What the task asks:
Which of the lines below holds the string "name"? Copy every line that does.

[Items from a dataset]
********
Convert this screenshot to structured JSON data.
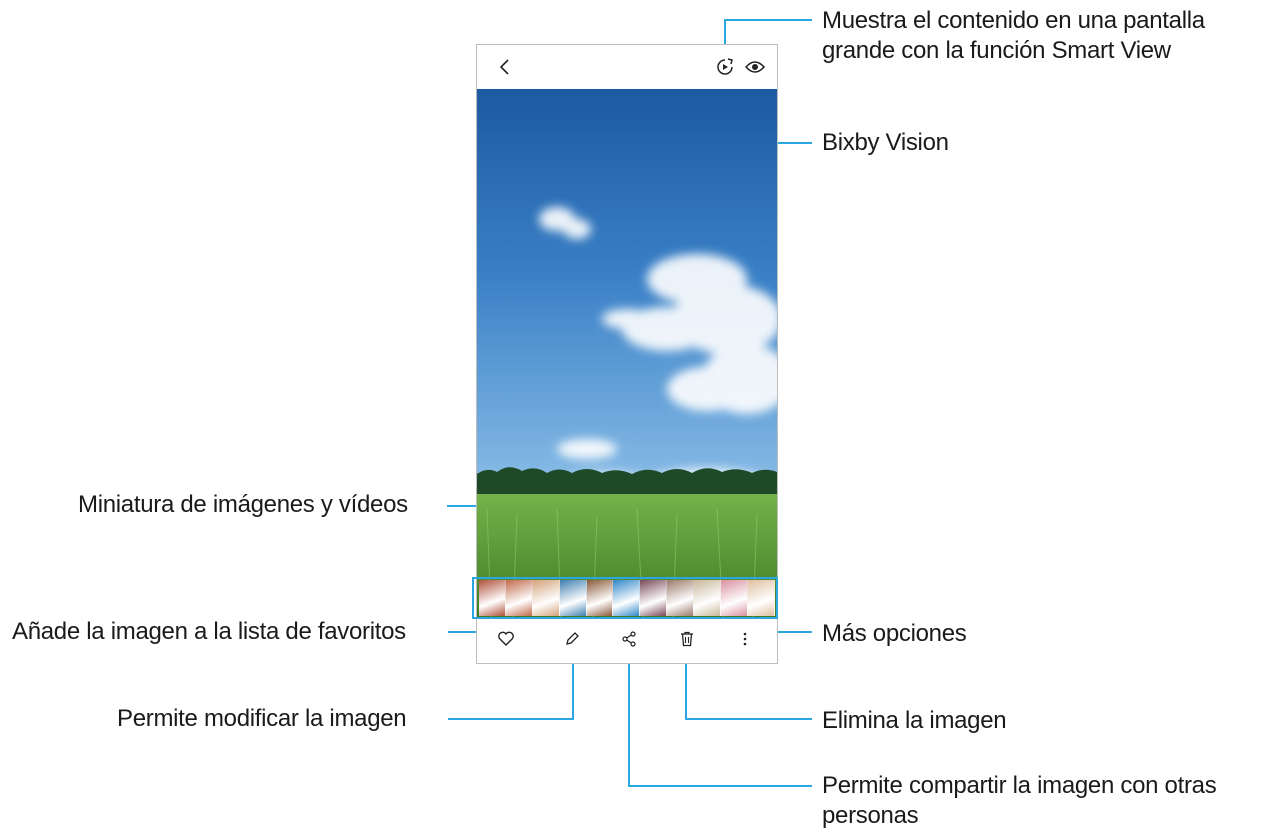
{
  "callouts": {
    "smart_view_line1": "Muestra el contenido en una pantalla",
    "smart_view_line2": "grande con la función Smart View",
    "bixby_vision": "Bixby Vision",
    "thumbnails": "Miniatura de imágenes y vídeos",
    "favorites": "Añade la imagen a la lista de favoritos",
    "more_options": "Más opciones",
    "edit": "Permite modificar la imagen",
    "delete": "Elimina la imagen",
    "share_line1": "Permite compartir la imagen con otras",
    "share_line2": "personas"
  },
  "icons": {
    "back": "chevron-left-icon",
    "smart_view": "smart-view-icon",
    "bixby_vision": "eye-icon",
    "favorite": "heart-icon",
    "edit": "pencil-icon",
    "share": "share-icon",
    "delete": "trash-icon",
    "more": "more-vertical-icon"
  },
  "thumbnails": [
    {
      "color": "#b0503a"
    },
    {
      "color": "#c06a4a"
    },
    {
      "color": "#d4a27a"
    },
    {
      "color": "#3f7fb0"
    },
    {
      "color": "#8a5a3a"
    },
    {
      "color": "#2f88c8"
    },
    {
      "color": "#7a4a5a"
    },
    {
      "color": "#9a7a6a"
    },
    {
      "color": "#c9b89a"
    },
    {
      "color": "#d890a0"
    },
    {
      "color": "#e0c0a0"
    }
  ],
  "colors": {
    "callout_line": "#2aa7e0",
    "sky_top": "#1f5fa6",
    "sky_mid": "#4a8fd0",
    "sky_low": "#8fc0e8",
    "field": "#5aa03a",
    "trees": "#1f4a2a"
  }
}
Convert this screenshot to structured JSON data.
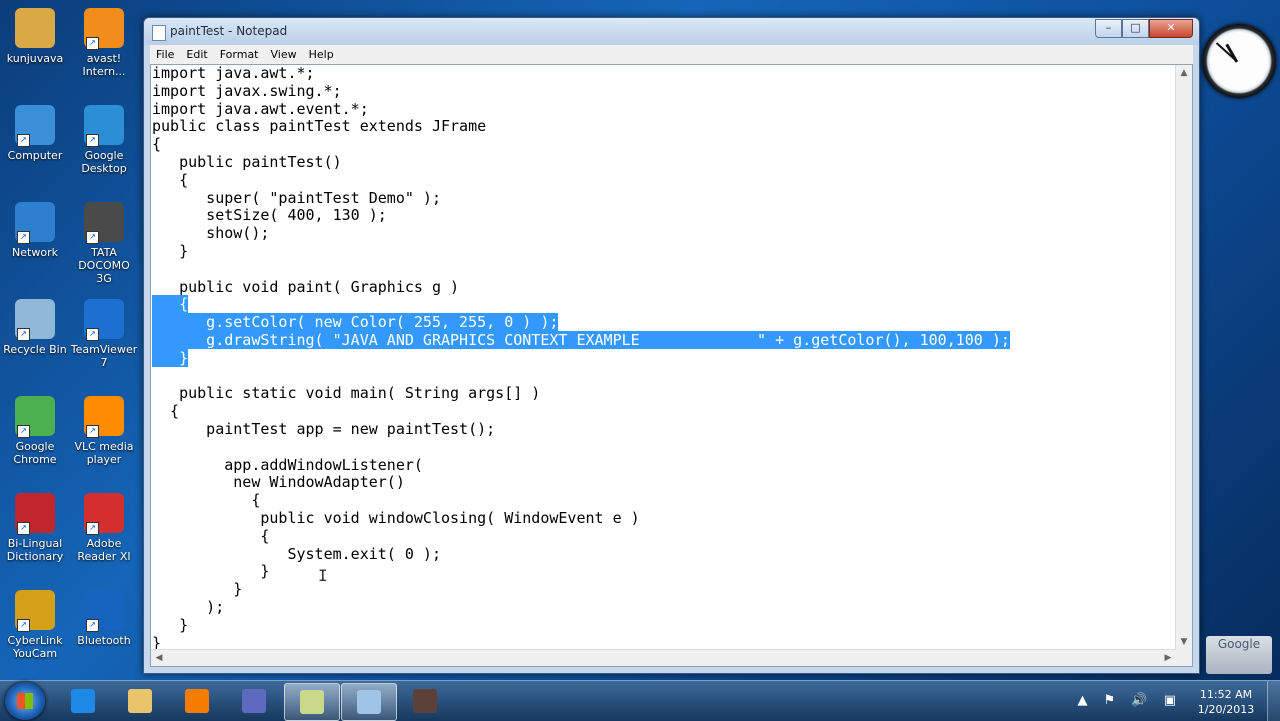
{
  "desktop": {
    "icons": [
      {
        "label": "kunjuvava",
        "color": "#d8a944"
      },
      {
        "label": "avast! Intern...",
        "color": "#f28c1a"
      },
      {
        "label": "Computer",
        "color": "#3b8ed8"
      },
      {
        "label": "Google Desktop",
        "color": "#2c8fd6"
      },
      {
        "label": "Network",
        "color": "#2e7fcf"
      },
      {
        "label": "TATA DOCOMO 3G",
        "color": "#4a4a4a"
      },
      {
        "label": "Recycle Bin",
        "color": "#8fb8d8"
      },
      {
        "label": "TeamViewer 7",
        "color": "#1d6fd1"
      },
      {
        "label": "Google Chrome",
        "color": "#4caf50"
      },
      {
        "label": "VLC media player",
        "color": "#ff8c00"
      },
      {
        "label": "Bi-Lingual Dictionary",
        "color": "#c0272d"
      },
      {
        "label": "Adobe Reader XI",
        "color": "#d32f2f"
      },
      {
        "label": "CyberLink YouCam",
        "color": "#d4a017"
      },
      {
        "label": "Bluetooth",
        "color": "#1565c0"
      }
    ]
  },
  "window": {
    "title": "paintTest - Notepad",
    "buttons": {
      "minimize": "–",
      "maximize": "□",
      "close": "✕"
    },
    "menu": [
      "File",
      "Edit",
      "Format",
      "View",
      "Help"
    ]
  },
  "code_lines": [
    {
      "text": "import java.awt.*;",
      "selected": false
    },
    {
      "text": "import javax.swing.*;",
      "selected": false
    },
    {
      "text": "import java.awt.event.*;",
      "selected": false
    },
    {
      "text": "public class paintTest extends JFrame",
      "selected": false
    },
    {
      "text": "{",
      "selected": false
    },
    {
      "text": "   public paintTest()",
      "selected": false
    },
    {
      "text": "   {",
      "selected": false
    },
    {
      "text": "      super( \"paintTest Demo\" );",
      "selected": false
    },
    {
      "text": "      setSize( 400, 130 );",
      "selected": false
    },
    {
      "text": "      show();",
      "selected": false
    },
    {
      "text": "   }",
      "selected": false
    },
    {
      "text": "",
      "selected": false
    },
    {
      "text": "   public void paint( Graphics g )",
      "selected": false
    },
    {
      "text": "   {",
      "selected": true
    },
    {
      "text": "      g.setColor( new Color( 255, 255, 0 ) );",
      "selected": true
    },
    {
      "text": "      g.drawString( \"JAVA AND GRAPHICS CONTEXT EXAMPLE             \" + g.getColor(), 100,100 );",
      "selected": true
    },
    {
      "text": "   }",
      "selected": true
    },
    {
      "text": "",
      "selected": false
    },
    {
      "text": "   public static void main( String args[] )",
      "selected": false
    },
    {
      "text": "  {",
      "selected": false
    },
    {
      "text": "      paintTest app = new paintTest();",
      "selected": false
    },
    {
      "text": "",
      "selected": false
    },
    {
      "text": "        app.addWindowListener(",
      "selected": false
    },
    {
      "text": "         new WindowAdapter()",
      "selected": false
    },
    {
      "text": "           {",
      "selected": false
    },
    {
      "text": "            public void windowClosing( WindowEvent e )",
      "selected": false
    },
    {
      "text": "            {",
      "selected": false
    },
    {
      "text": "               System.exit( 0 );",
      "selected": false
    },
    {
      "text": "            }",
      "selected": false
    },
    {
      "text": "         }",
      "selected": false
    },
    {
      "text": "      );",
      "selected": false
    },
    {
      "text": "   }",
      "selected": false
    },
    {
      "text": "}",
      "selected": false
    }
  ],
  "gadgets": {
    "google_label": "Google"
  },
  "taskbar": {
    "items": [
      {
        "name": "internet-explorer",
        "color": "#1e88e5",
        "active": false
      },
      {
        "name": "file-explorer",
        "color": "#e8c56a",
        "active": false
      },
      {
        "name": "media-player",
        "color": "#f57c00",
        "active": false
      },
      {
        "name": "app-infinity",
        "color": "#5c6bc0",
        "active": false
      },
      {
        "name": "notes",
        "color": "#c9d88a",
        "active": true
      },
      {
        "name": "notepad",
        "color": "#9fc4e8",
        "active": true
      },
      {
        "name": "video-camera",
        "color": "#5d4037",
        "active": false
      }
    ],
    "tray_icons": "▲ ⚑ 🔊 ▣",
    "time": "11:52 AM",
    "date": "1/20/2013"
  }
}
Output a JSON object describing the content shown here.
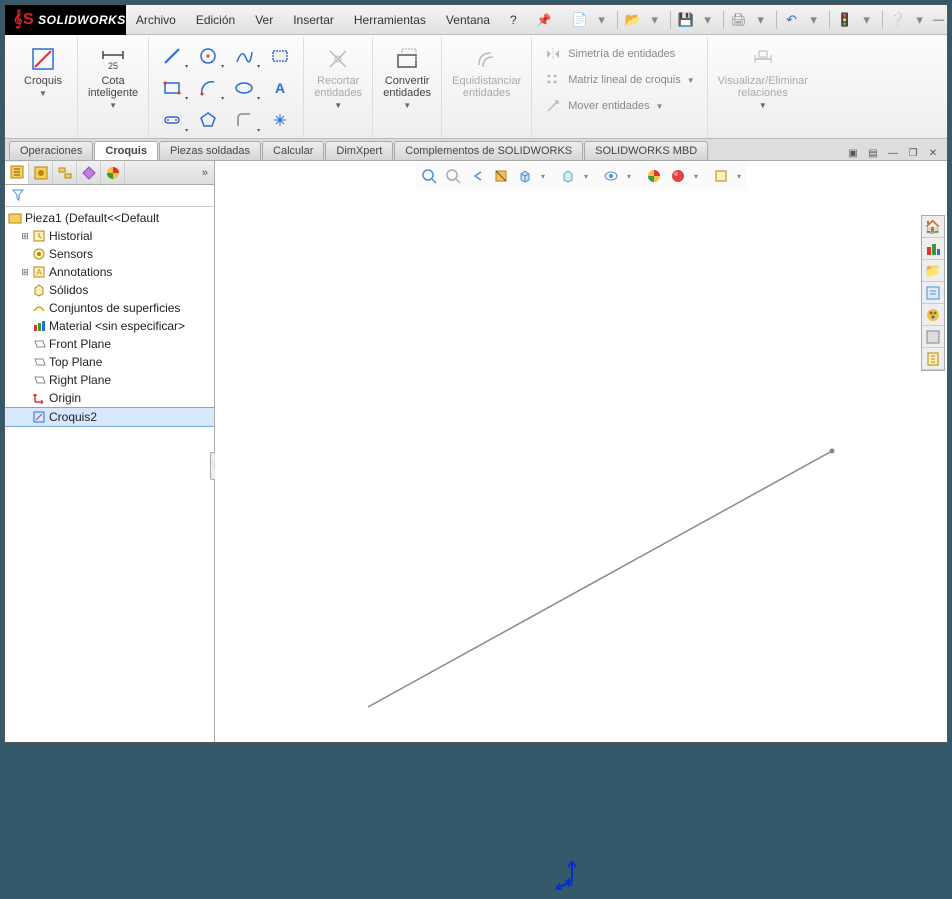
{
  "app": {
    "name": "SOLIDWORKS"
  },
  "menu": {
    "archivo": "Archivo",
    "edicion": "Edición",
    "ver": "Ver",
    "insertar": "Insertar",
    "herramientas": "Herramientas",
    "ventana": "Ventana",
    "ayuda": "?"
  },
  "ribbon": {
    "croquis": "Croquis",
    "cota": "Cota\ninteligente",
    "recortar": "Recortar\nentidades",
    "convertir": "Convertir\nentidades",
    "equidist": "Equidistanciar\nentidades",
    "simetria": "Simetría de entidades",
    "matriz": "Matriz lineal de croquis",
    "mover": "Mover entidades",
    "visualizar": "Visualizar/Eliminar\nrelaciones"
  },
  "tabs": {
    "operaciones": "Operaciones",
    "croquis": "Croquis",
    "piezas": "Piezas soldadas",
    "calcular": "Calcular",
    "dimxpert": "DimXpert",
    "complementos": "Complementos de SOLIDWORKS",
    "mbd": "SOLIDWORKS MBD"
  },
  "tree": {
    "root": "Pieza1  (Default<<Default",
    "historial": "Historial",
    "sensors": "Sensors",
    "annotations": "Annotations",
    "solidos": "Sólidos",
    "superficies": "Conjuntos de superficies",
    "material": "Material <sin especificar>",
    "front": "Front Plane",
    "top": "Top Plane",
    "right": "Right Plane",
    "origin": "Origin",
    "croquis2": "Croquis2"
  }
}
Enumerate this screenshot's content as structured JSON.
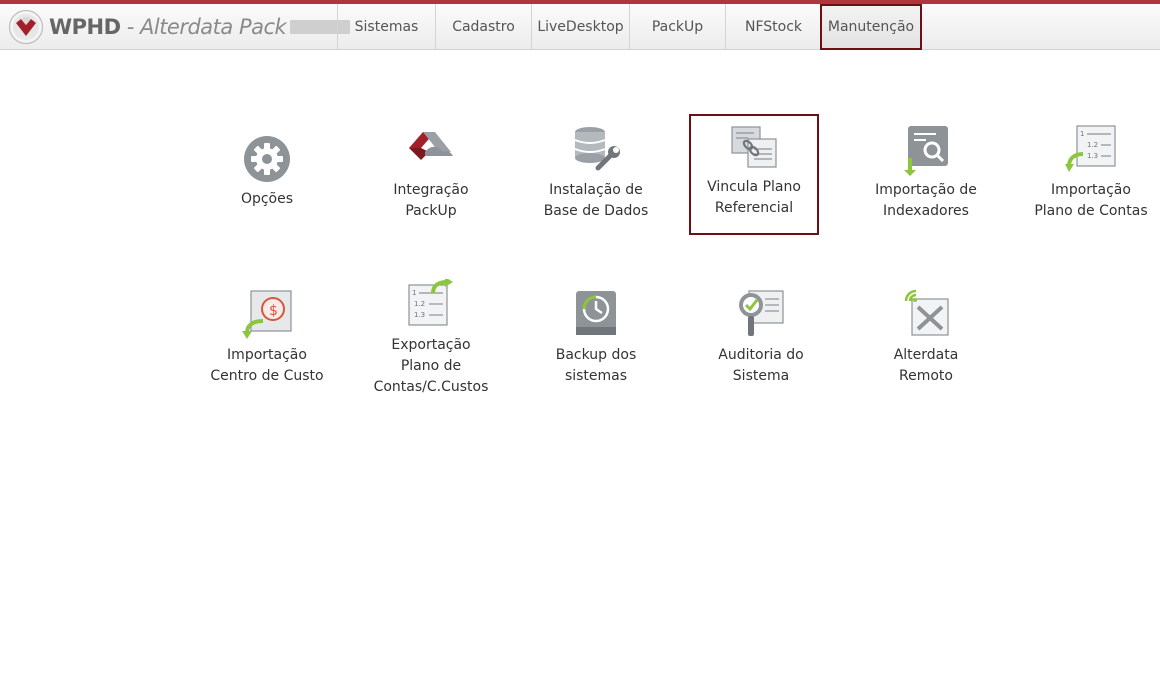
{
  "app": {
    "title_bold": "WPHD",
    "title_rest": " - Alterdata Pack",
    "logo_icon": "alterdata-logo-icon"
  },
  "nav": {
    "tabs": [
      {
        "label": "Sistemas"
      },
      {
        "label": "Cadastro"
      },
      {
        "label": "LiveDesktop"
      },
      {
        "label": "PackUp"
      },
      {
        "label": "NFStock"
      },
      {
        "label": "Manutenção",
        "active": true
      }
    ]
  },
  "tiles": [
    {
      "label": "Opções",
      "icon": "gear-icon"
    },
    {
      "label": "Integração\nPackUp",
      "icon": "packup-integration-icon"
    },
    {
      "label": "Instalação de\nBase de Dados",
      "icon": "database-wrench-icon"
    },
    {
      "label": "Vincula Plano\nReferencial",
      "icon": "link-documents-icon",
      "selected": true
    },
    {
      "label": "Importação de\nIndexadores",
      "icon": "import-indexers-icon"
    },
    {
      "label": "Importação\nPlano de Contas",
      "icon": "import-chart-of-accounts-icon"
    },
    {
      "label": "Importação\nCentro de Custo",
      "icon": "import-cost-center-icon"
    },
    {
      "label": "Exportação\nPlano de\nContas/C.Custos",
      "icon": "export-chart-of-accounts-icon"
    },
    {
      "label": "Backup dos\nsistemas",
      "icon": "backup-icon"
    },
    {
      "label": "Auditoria do\nSistema",
      "icon": "audit-icon"
    },
    {
      "label": "Alterdata\nRemoto",
      "icon": "remote-access-icon"
    }
  ],
  "colors": {
    "accent": "#6e0f16",
    "brand_red": "#b0363d",
    "icon_green": "#8cc63f",
    "icon_gray": "#8e9398"
  }
}
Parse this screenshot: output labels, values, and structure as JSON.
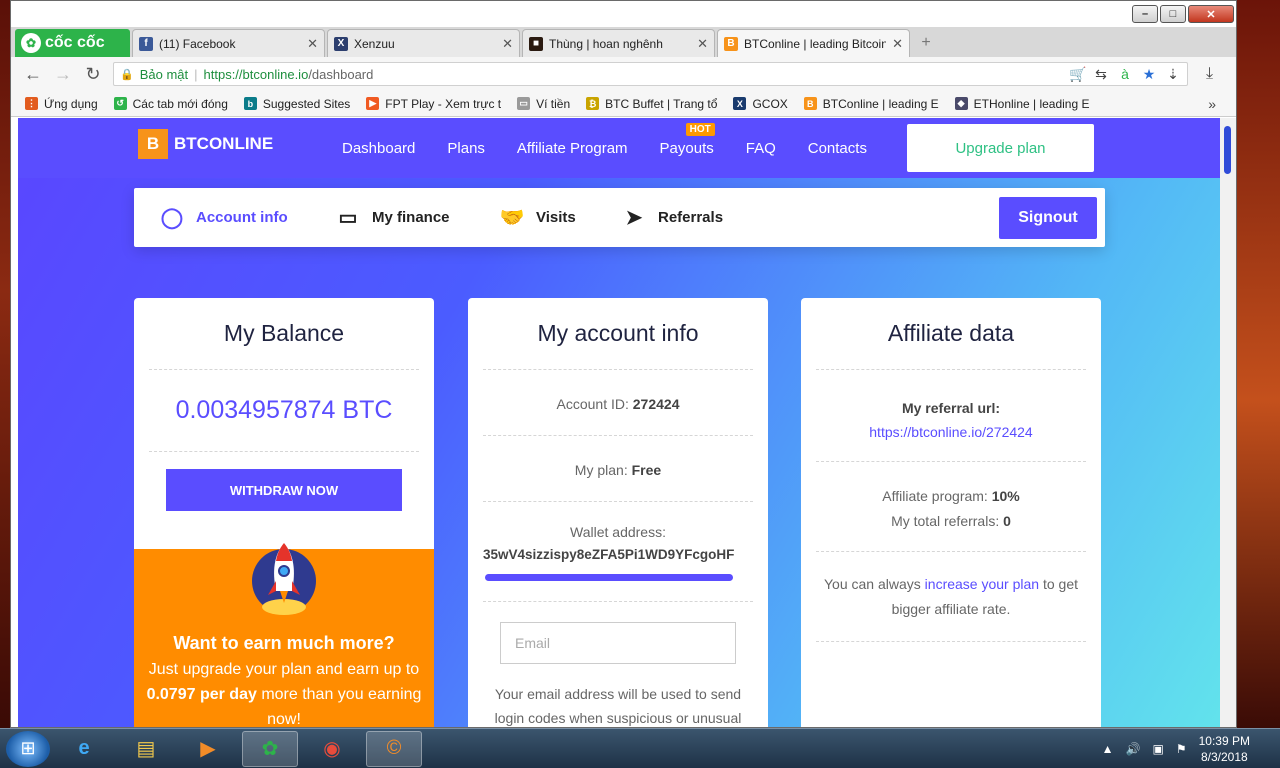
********
Reply to the task:
        "name": "internet-explorer",
        "name": "file-explorer",
        "name": "media-player",
        "name": "app-infinity",
        "name": "notes",
        "name": "notepad",
        "name": "video-camera",
    "name": "SOLIDWORKS"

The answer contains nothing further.